Back in the 1920s and 1930s almost half of Americans lived in communities of fewer than 2,000 people and a full quarter of them lived in rural areas. Massive over-production of basic crops led to an agricultural depression long before the onset of the Great Depression. The larger collapse of the American economy in 1929 eventually led to an effort to address the agricultural problems. The New Deal’s Agricultural Adjustment Act tried to push up farm incomes. The Act linked desirable prices to their highest recorded level, then combined subsidies with payments to not grow crops as a way to meet desirable incomes for farmers. Generally, it worked. The program had been intended as a temporary “emergency” measure, but Congress made it permanent in 1949.
Since then the program has grown while the number of farmers has been reduced. Until recently, the government made direct payments to farmers and picked up almost two-thirds of the cost of insurance against weather-related problems. All farmers, great and small, have benefitted from this program: the average farmer made $87,000 a year in 2011, largely thanks to federal welfare, compared to the national average income of $67,000. At the same time, the “family farm” has become largely imaginary. American farming has become concentrated in the hands of a few giant “agribusinesses.” Since most of the beneficiaries of these programs are in a minority of “Red” states, Republicans bought off the Democrats by including the food-stamp program in the Farm Bill. Probably not what Thomas Jefferson had in mind. Or maybe it was.

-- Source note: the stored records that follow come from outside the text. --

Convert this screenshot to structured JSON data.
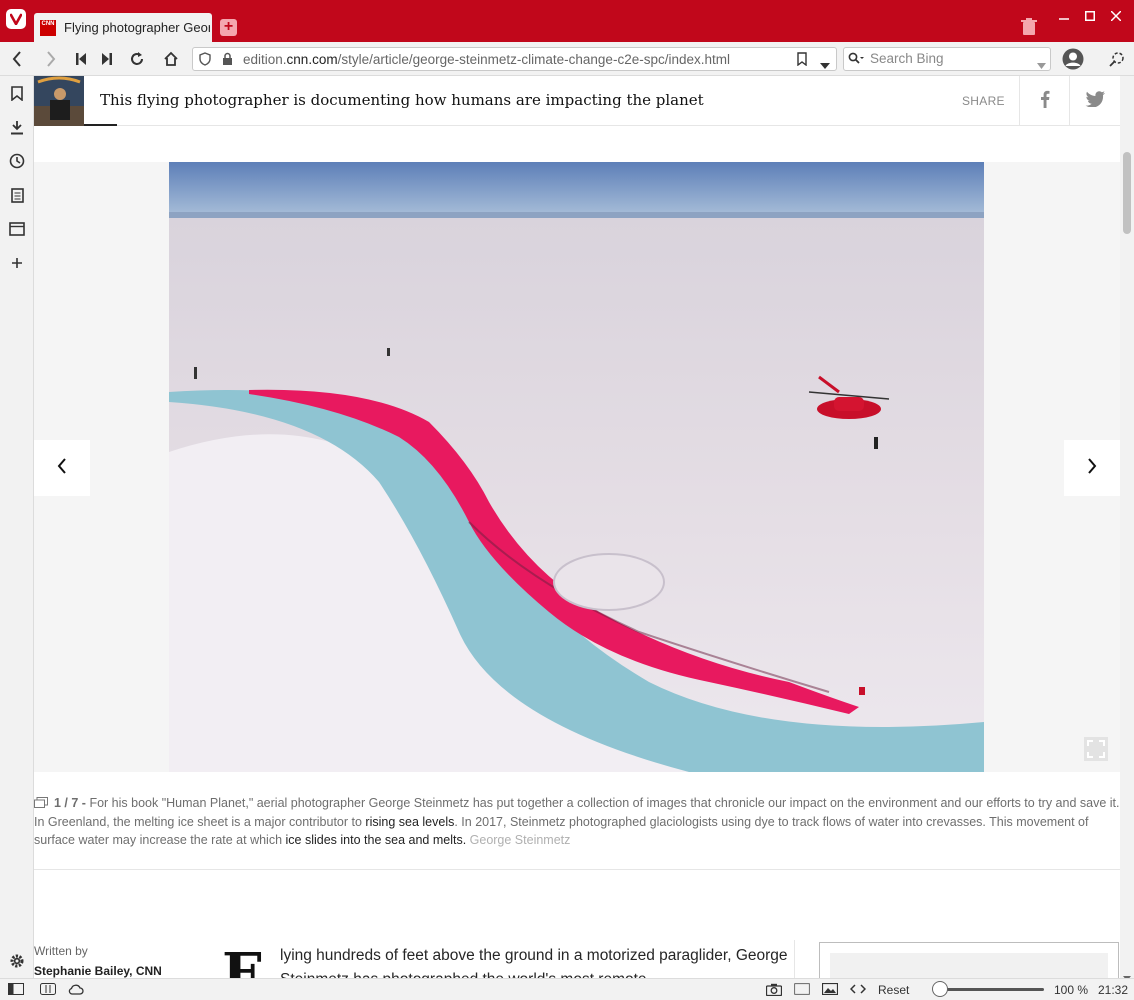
{
  "browser": {
    "tab_title": "Flying photographer George Steinmetz",
    "favicon_text": "CNN",
    "url_prefix": "edition.",
    "url_domain": "cnn.com",
    "url_path": "/style/article/george-steinmetz-climate-change-c2e-spc/index.html",
    "search_placeholder": "Search Bing",
    "accent_color": "#c1071b"
  },
  "article": {
    "headline": "This flying photographer is documenting how humans are impacting the planet",
    "share_label": "SHARE"
  },
  "gallery": {
    "counter": "1 / 7 -",
    "caption_part1": " For his book \"Human Planet,\" aerial photographer George Steinmetz has put together a collection of images that chronicle our impact on the environment and our efforts to try and save it. In Greenland, the melting ice sheet is a major contributor to ",
    "caption_link1": "rising sea levels",
    "caption_part2": ". In 2017, Steinmetz photographed glaciologists using dye to track flows of water into crevasses. This movement of surface water may increase the rate at which ",
    "caption_link2": "ice slides into the sea and melts.",
    "credit": " George Steinmetz"
  },
  "byline": {
    "written_by": "Written by",
    "author": "Stephanie Bailey, CNN"
  },
  "body": {
    "dropcap": "F",
    "text": "lying hundreds of feet above the ground in a motorized paraglider, George Steinmetz has photographed the world's most remote"
  },
  "statusbar": {
    "reset_label": "Reset",
    "zoom": "100 %",
    "zoom_level": 1.0,
    "time": "21:32"
  }
}
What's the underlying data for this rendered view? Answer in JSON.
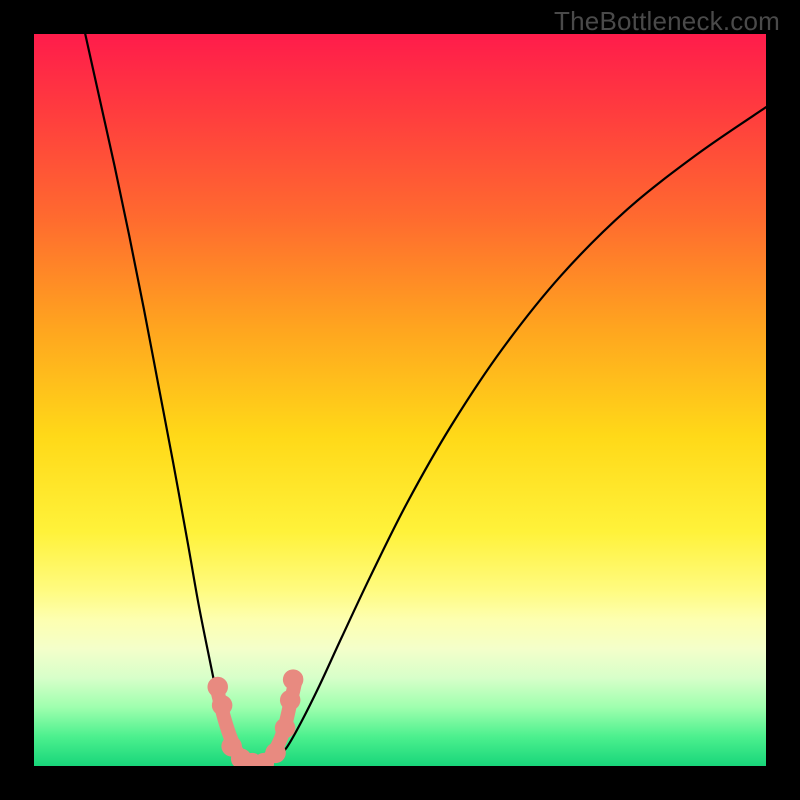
{
  "watermark": "TheBottleneck.com",
  "chart_data": {
    "type": "line",
    "title": "",
    "xlabel": "",
    "ylabel": "",
    "xlim": [
      0,
      1
    ],
    "ylim": [
      0,
      1
    ],
    "gradient_stops": [
      {
        "offset": 0.0,
        "color": "#ff1c4b"
      },
      {
        "offset": 0.1,
        "color": "#ff3a3f"
      },
      {
        "offset": 0.25,
        "color": "#ff6a2f"
      },
      {
        "offset": 0.4,
        "color": "#ffa41f"
      },
      {
        "offset": 0.55,
        "color": "#ffd918"
      },
      {
        "offset": 0.68,
        "color": "#fff23a"
      },
      {
        "offset": 0.76,
        "color": "#fffb80"
      },
      {
        "offset": 0.8,
        "color": "#fdffb0"
      },
      {
        "offset": 0.84,
        "color": "#f4ffca"
      },
      {
        "offset": 0.88,
        "color": "#d7ffc9"
      },
      {
        "offset": 0.92,
        "color": "#9effae"
      },
      {
        "offset": 0.96,
        "color": "#4cf08e"
      },
      {
        "offset": 1.0,
        "color": "#18d67a"
      }
    ],
    "series": [
      {
        "name": "left-curve",
        "color": "#000000",
        "x": [
          0.07,
          0.09,
          0.11,
          0.13,
          0.15,
          0.17,
          0.19,
          0.21,
          0.225,
          0.24,
          0.252,
          0.262,
          0.272,
          0.28
        ],
        "y": [
          1.0,
          0.91,
          0.82,
          0.725,
          0.625,
          0.52,
          0.415,
          0.305,
          0.22,
          0.145,
          0.088,
          0.05,
          0.025,
          0.01
        ]
      },
      {
        "name": "right-curve",
        "color": "#000000",
        "x": [
          0.33,
          0.345,
          0.365,
          0.39,
          0.42,
          0.46,
          0.51,
          0.57,
          0.64,
          0.72,
          0.81,
          0.905,
          1.0
        ],
        "y": [
          0.01,
          0.025,
          0.06,
          0.11,
          0.175,
          0.26,
          0.36,
          0.465,
          0.57,
          0.67,
          0.76,
          0.835,
          0.9
        ]
      },
      {
        "name": "floor-accent",
        "color": "#e88a80",
        "x": [
          0.25,
          0.26,
          0.27,
          0.28,
          0.295,
          0.31,
          0.325,
          0.34,
          0.35,
          0.358
        ],
        "y": [
          0.105,
          0.065,
          0.035,
          0.015,
          0.005,
          0.005,
          0.015,
          0.045,
          0.085,
          0.12
        ]
      }
    ],
    "accent_dots": {
      "color": "#e88a80",
      "r": 0.014,
      "points": [
        {
          "x": 0.251,
          "y": 0.108
        },
        {
          "x": 0.257,
          "y": 0.083
        },
        {
          "x": 0.27,
          "y": 0.027
        },
        {
          "x": 0.283,
          "y": 0.01
        },
        {
          "x": 0.298,
          "y": 0.004
        },
        {
          "x": 0.314,
          "y": 0.004
        },
        {
          "x": 0.33,
          "y": 0.018
        },
        {
          "x": 0.343,
          "y": 0.052
        },
        {
          "x": 0.35,
          "y": 0.09
        },
        {
          "x": 0.354,
          "y": 0.118
        }
      ]
    }
  }
}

In 1973 and again in 1979 oil supplies from the Middle East were interrupted and gasoline prices soared. People eager to insulate the American economy from such price shocks urged the development of alternative fuels. One of the most prominent alternatives was ethanol—alcohol derived from plants. In particular, Middle Western farm states pushed for the conversion of corn into ethanol. However, other adaptations provided a first response. Not until 1995 did the United States government begin to subsidize the production of corn-based ethanol. This program grew tremendously over the next decade as Congress. In 2007 the United States produced about 5 billion gallons of ethanol from corn. It seems likely to grow even larger: in 2007 Barack Obama told an Iowa audience that he favored raising ethanol production to 65 billion gallons by 2030.

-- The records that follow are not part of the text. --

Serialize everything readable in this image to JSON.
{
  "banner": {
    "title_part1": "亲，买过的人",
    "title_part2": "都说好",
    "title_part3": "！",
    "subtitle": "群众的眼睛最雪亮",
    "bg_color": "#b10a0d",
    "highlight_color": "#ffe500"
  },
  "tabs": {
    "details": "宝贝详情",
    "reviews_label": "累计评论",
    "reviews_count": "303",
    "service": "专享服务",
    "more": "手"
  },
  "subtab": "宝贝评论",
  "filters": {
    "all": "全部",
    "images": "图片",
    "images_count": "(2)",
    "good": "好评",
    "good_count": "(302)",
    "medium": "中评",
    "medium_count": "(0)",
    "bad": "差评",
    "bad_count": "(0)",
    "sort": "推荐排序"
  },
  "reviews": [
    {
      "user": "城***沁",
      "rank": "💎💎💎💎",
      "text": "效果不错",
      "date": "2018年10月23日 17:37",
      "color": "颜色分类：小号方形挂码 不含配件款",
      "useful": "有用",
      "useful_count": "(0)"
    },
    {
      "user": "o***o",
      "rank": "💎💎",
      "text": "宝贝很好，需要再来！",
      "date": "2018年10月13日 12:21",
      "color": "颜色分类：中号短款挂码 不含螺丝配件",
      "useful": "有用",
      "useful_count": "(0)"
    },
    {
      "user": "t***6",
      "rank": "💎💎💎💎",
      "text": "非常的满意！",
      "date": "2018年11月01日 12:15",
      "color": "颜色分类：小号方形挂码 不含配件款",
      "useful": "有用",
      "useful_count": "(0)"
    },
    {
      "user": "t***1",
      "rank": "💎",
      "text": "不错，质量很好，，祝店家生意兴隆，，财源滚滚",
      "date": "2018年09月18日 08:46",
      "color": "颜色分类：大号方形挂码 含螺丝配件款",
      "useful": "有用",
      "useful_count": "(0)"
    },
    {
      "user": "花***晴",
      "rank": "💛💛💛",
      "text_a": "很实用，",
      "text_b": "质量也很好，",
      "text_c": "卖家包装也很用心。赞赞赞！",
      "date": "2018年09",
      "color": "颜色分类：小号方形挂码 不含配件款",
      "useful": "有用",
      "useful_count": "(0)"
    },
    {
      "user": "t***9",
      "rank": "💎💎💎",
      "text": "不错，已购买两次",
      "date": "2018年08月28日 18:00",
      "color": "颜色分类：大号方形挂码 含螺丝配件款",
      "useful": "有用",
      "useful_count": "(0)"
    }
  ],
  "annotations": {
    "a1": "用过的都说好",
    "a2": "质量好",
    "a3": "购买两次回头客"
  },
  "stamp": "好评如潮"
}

So far, so good. Is there a down-side to this pursuit of ethanol as an alternative fuel? Yes, there are several. First of all, corn-based ethanol is incredibly inefficient compared to other forms of fuel. The “energy balance” of any fuel is the ratio between the amount of energy produced and the energy consumed to produce it. Gasoline produces five times the amount of energy needed to produce it. Sugar cane-based ethanol yields eight times as much energy as is needed to produce it. Corn-based ethanol, however, produces only about 1.3 times as much energy as is needed to produce it. In short, you get virtually no benefit for the energy expenditure. Second, ethanol absorbs water. As a result, it cannot be shipped by existing gasoline pipelines and it cannot be mixed to more than a 1:9 ratio with gasoline because it would corrode engine parts. In turn, this means that ethanol has to be shipped by less energy-efficient tanker trucks and that it can only reduce oil-based gasoline consumption by 10 percent. Third, because the energy balance of corn-based ethanol is so low, it takes huge amounts of corn to produce much ethanol. About one-fifth of the existing corn crop is devoted to ethanol. (To reach President Obama’s goal of 65 billion gallons of ethanol by 2030 would require using thirteen times as much corn as is used currently—or about 250 percent of current total corn production. Since corn is used for many different things, the existing 80 percent devoted to producing corn for those purposes would have to remain in cultivation. This means that the real level of corn production would have to go well above triple the present level.) Devoting corn to ethanol drives up the price of all other corn-derived products: Mexican tortillas, corn-fed beef, anything sweetened with corn-syrup or fried in corn-oil. Shifting land from producing something else to producing subsidized-corn then drives up the price of other goods.
If the energy balance of ethanol is poor, that of campaign contributions is not. One agribusiness giant made $3 million in campaign contributions between 2000 and 2013, but received subsidies for producing ethanol worth $10 billion.
 Although, in 2013, in one of those fits of insanity that have become their hall-mark, Republicans decided to shred the food-stamp program. President Obama threatened to veto any bill that didn’t fund food-stamps. “A welfare program for agribusiness,” The Week, 16-23 August 2013, p. 13.